There has been discussion how the home team advantage in the NBA has been dimished somewhat by phone apps, which means that opposing teams can have, err, "companions" waiting for them at their hotel instead of having to stay out at bars all night looking for company.
Has there been any research on this? I'm guessing this study did not take this into account.
As someone who's watched the Rockies since day 1 (I was at Mile High Stadium on April 9, 1993; EY Homerun!), there's no doubt this is the case. This has been discussed on previous SOSH threads, and there was a study done on this, but I can't find it now. Basically, hitting at Coors probably adds about .100 to a player's home OPS (a good hitter, that is), and subtracts .050 from a player's road OPS. The fact that 3 of the 4 other teams in the NL West play at or below sea level makes this more extreme.
The Nuggets homecourt advantage makes sense in that basketball requires more conditioning that the NFL or MLB, so playing an up tempo style at altitidue, which the Nuggets have long done since the Doug Moe days (and really, even Larry Brown in the ABA before) creates a significant advantage.
Hmm, looks like the only HFA in all of sports that rivals the thin air of Denver and Salt Lake City is Warrior fans.
Life is all about change, but I'll be pretty sad to see the team leave Oakland next season.
There's an even bigger study suggesting home court advantage is diminishing because players are drinking less on the road.
edit: Of course sex and drinking are heavily linked too. If you don't have to go to a bar to get laid..
Let's not forget examples of players performing better on the road because their newborn is keeping them awake at home.
Browns ahead of the Packers, Steelers (I have to change my bet this week), and a few other marquee teams.
To be fair, the metric is based on odds of beating a team of comparable caliber, so for the Browns it’s probably a small enough sample size that we can write-off any results as mostly noise.
Did anyone check Tatum's splits for signs of this problem?

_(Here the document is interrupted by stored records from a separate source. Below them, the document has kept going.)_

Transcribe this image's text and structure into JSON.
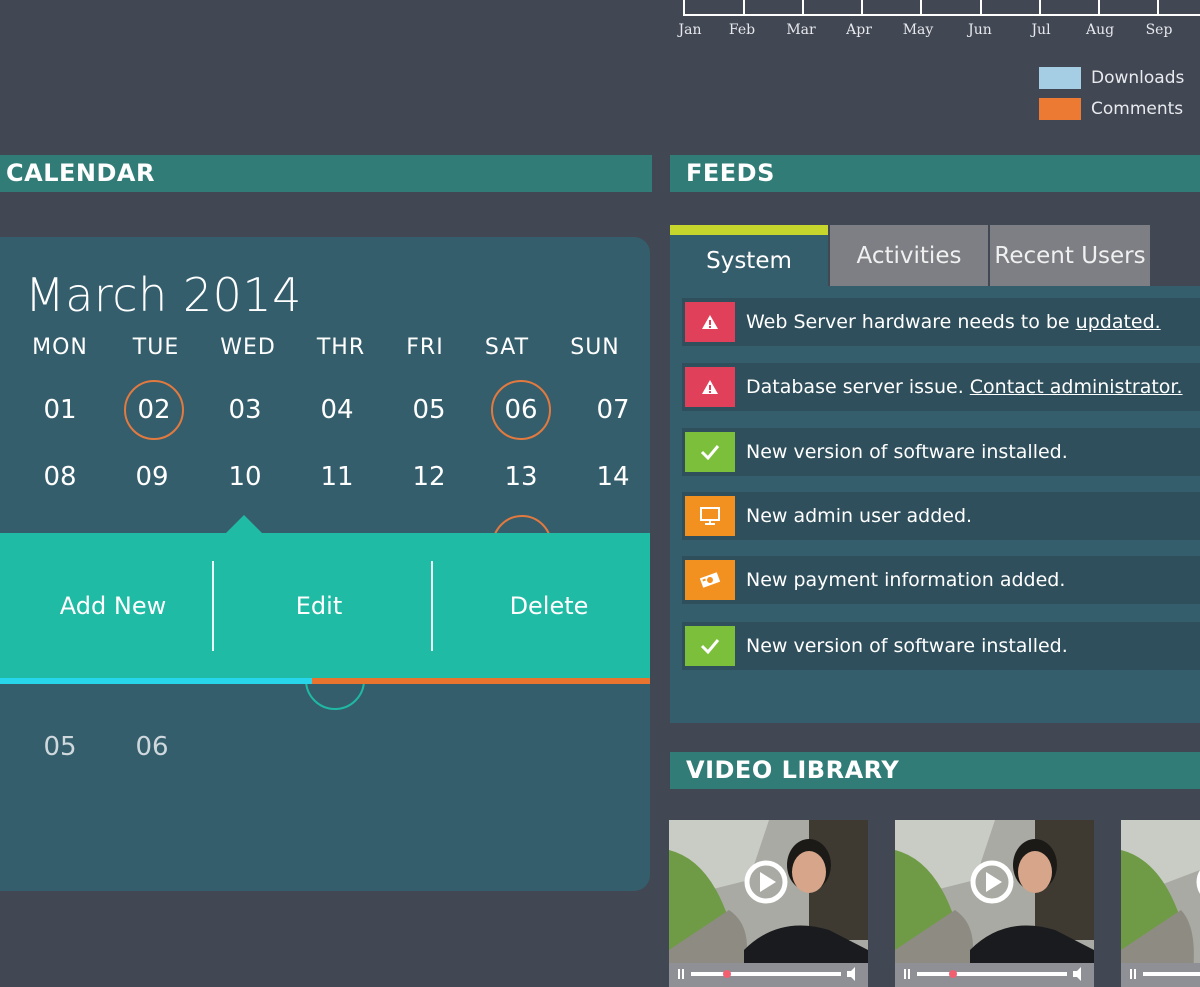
{
  "chart": {
    "months": [
      "Jan",
      "Feb",
      "Mar",
      "Apr",
      "May",
      "Jun",
      "Jul",
      "Aug",
      "Sep"
    ],
    "legend": [
      {
        "label": "Downloads",
        "color": "#a5cde3"
      },
      {
        "label": "Comments",
        "color": "#ec7a32"
      }
    ]
  },
  "calendar": {
    "section_title": "CALENDAR",
    "month_title": "March 2014",
    "weekdays": [
      "MON",
      "TUE",
      "WED",
      "THR",
      "FRI",
      "SAT",
      "SUN"
    ],
    "week1": [
      "01",
      "02",
      "03",
      "04",
      "05",
      "06",
      "07"
    ],
    "week2": [
      "08",
      "09",
      "10",
      "11",
      "12",
      "13",
      "14"
    ],
    "week_last": [
      "05",
      "06"
    ],
    "popup": {
      "add_label": "Add New",
      "edit_label": "Edit",
      "delete_label": "Delete"
    }
  },
  "feeds": {
    "section_title": "FEEDS",
    "tabs": [
      "System",
      "Activities",
      "Recent Users"
    ],
    "items": [
      {
        "icon": "warning-icon",
        "color": "#e0405a",
        "text": "Web Server hardware needs to be ",
        "link": "updated."
      },
      {
        "icon": "warning-icon",
        "color": "#e0405a",
        "text": "Database server issue. ",
        "link": "Contact administrator."
      },
      {
        "icon": "check-icon",
        "color": "#7cbf3a",
        "text": "New version of software installed.",
        "link": ""
      },
      {
        "icon": "monitor-icon",
        "color": "#f2911f",
        "text": "New admin user added.",
        "link": ""
      },
      {
        "icon": "payment-icon",
        "color": "#f2911f",
        "text": "New payment information added.",
        "link": ""
      },
      {
        "icon": "check-icon",
        "color": "#7cbf3a",
        "text": "New version of software installed.",
        "link": ""
      }
    ]
  },
  "video_library": {
    "section_title": "VIDEO LIBRARY"
  }
}
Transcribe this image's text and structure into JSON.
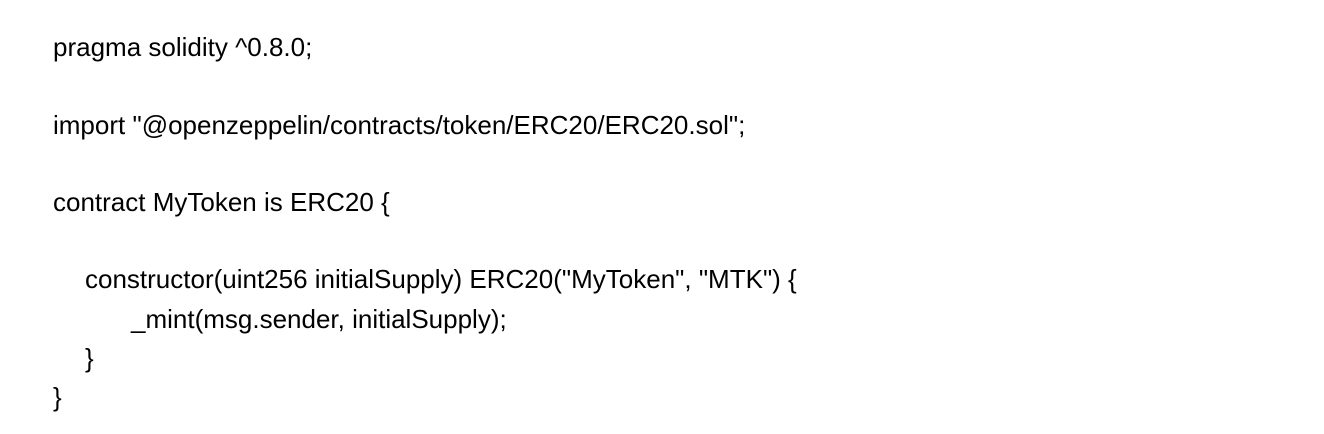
{
  "document": {
    "lines": [
      "pragma solidity ^0.8.0;",
      "import \"@openzeppelin/contracts/token/ERC20/ERC20.sol\";",
      "contract MyToken is ERC20 {",
      "constructor(uint256 initialSupply) ERC20(\"MyToken\", \"MTK\") {",
      "_mint(msg.sender, initialSupply);",
      "}",
      "}"
    ]
  }
}
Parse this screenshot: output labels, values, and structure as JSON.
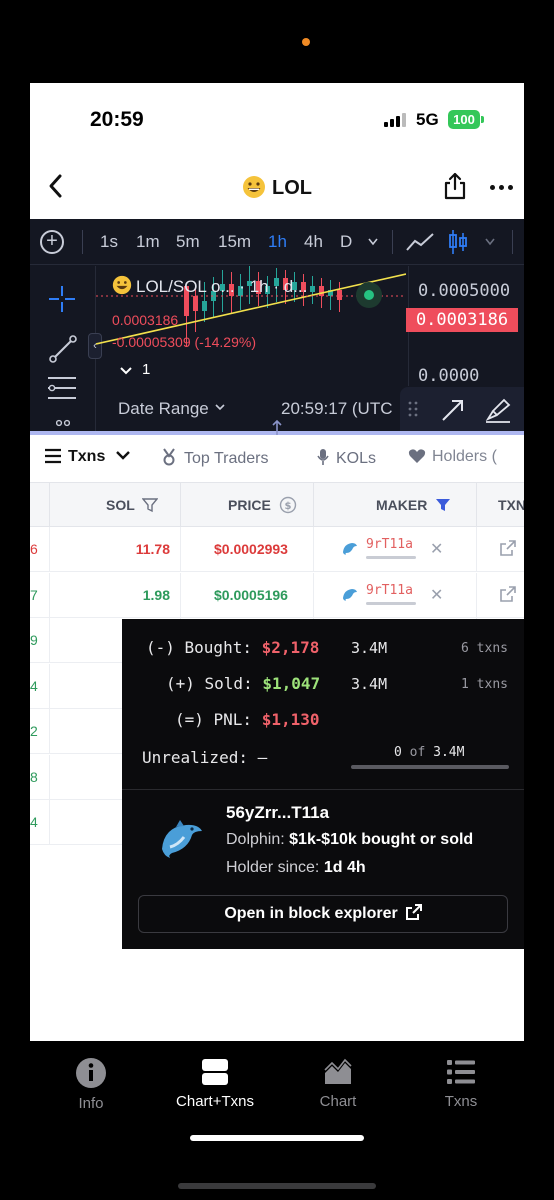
{
  "status": {
    "time": "20:59",
    "network": "5G",
    "battery": "100"
  },
  "header": {
    "title": "LOL"
  },
  "chart": {
    "timeframes": [
      {
        "label": "1s"
      },
      {
        "label": "1m"
      },
      {
        "label": "5m"
      },
      {
        "label": "15m"
      },
      {
        "label": "1h",
        "active": true
      },
      {
        "label": "4h"
      },
      {
        "label": "D"
      }
    ],
    "symbol_line": "LOL/SOL o... · 1h · d...",
    "ohlc_price": "0.0003186",
    "ohlc_change": "-0.00005309 (-14.29%)",
    "volume_toggle": "1",
    "axis_high": "0.0005000",
    "axis_current": "0.0003186",
    "axis_low": "0.0000",
    "date_range": "Date Range",
    "clock": "20:59:17 (UTC",
    "colors": {
      "up": "#26a69a",
      "down": "#ef4d5c",
      "trend": "#f2e14c"
    }
  },
  "tabs": [
    {
      "label": "Txns",
      "icon": "list-icon",
      "active": true
    },
    {
      "label": "Top Traders",
      "icon": "medal-icon"
    },
    {
      "label": "KOLs",
      "icon": "microphone-icon"
    },
    {
      "label": "Holders (",
      "icon": "heart-icon"
    }
  ],
  "table": {
    "headers": {
      "sol": "SOL",
      "price": "PRICE",
      "maker": "MAKER",
      "txn": "TXN"
    },
    "rows": [
      {
        "idx": "6",
        "sol": "11.78",
        "price": "$0.0002993",
        "maker": "9rT11a",
        "side": "sell"
      },
      {
        "idx": "7",
        "sol": "1.98",
        "price": "$0.0005196",
        "maker": "9rT11a",
        "side": "buy"
      },
      {
        "idx": "9",
        "side": "buy"
      },
      {
        "idx": "4",
        "side": "buy"
      },
      {
        "idx": "2",
        "side": "buy"
      },
      {
        "idx": "8",
        "side": "buy"
      },
      {
        "idx": "4",
        "side": "buy"
      }
    ]
  },
  "popup": {
    "bought_label": "(-) Bought:",
    "bought_value": "$2,178",
    "bought_qty": "3.4M",
    "bought_txns": "6 txns",
    "sold_label": "(+) Sold:",
    "sold_value": "$1,047",
    "sold_qty": "3.4M",
    "sold_txns": "1 txns",
    "pnl_label": "(=) PNL:",
    "pnl_value": "$1,130",
    "unrealized_label": "Unrealized: –",
    "unrealized_amount": "0",
    "unrealized_of": "of",
    "unrealized_total": "3.4M",
    "wallet": "56yZrr...T11a",
    "tier_label": "Dolphin:",
    "tier_value": "$1k-$10k bought or sold",
    "since_label": "Holder since:",
    "since_value": "1d 4h",
    "explorer_button": "Open in block explorer"
  },
  "bottom_nav": [
    {
      "label": "Info",
      "icon": "info-icon"
    },
    {
      "label": "Chart+Txns",
      "icon": "split-view-icon",
      "active": true
    },
    {
      "label": "Chart",
      "icon": "area-chart-icon"
    },
    {
      "label": "Txns",
      "icon": "list-icon"
    }
  ]
}
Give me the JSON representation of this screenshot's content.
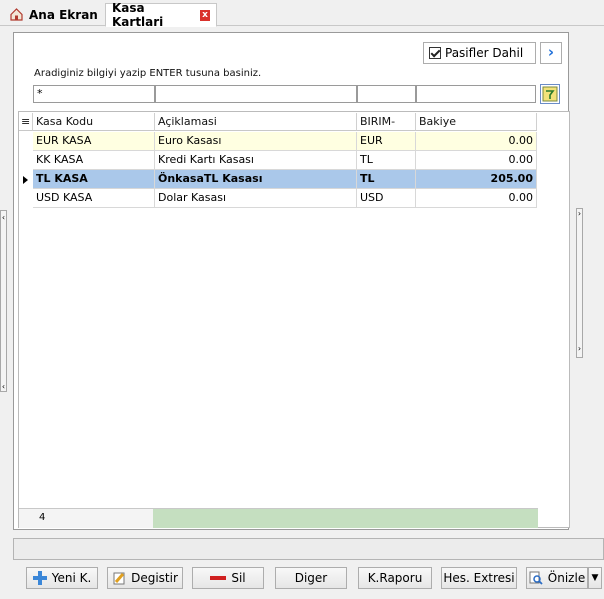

The LA and Miami flu isn't as strong as it used to be. However, The Warriors are only 6-4 on the road against bad Lakers teams 2013-14. Their 2 wins last year were in overtime.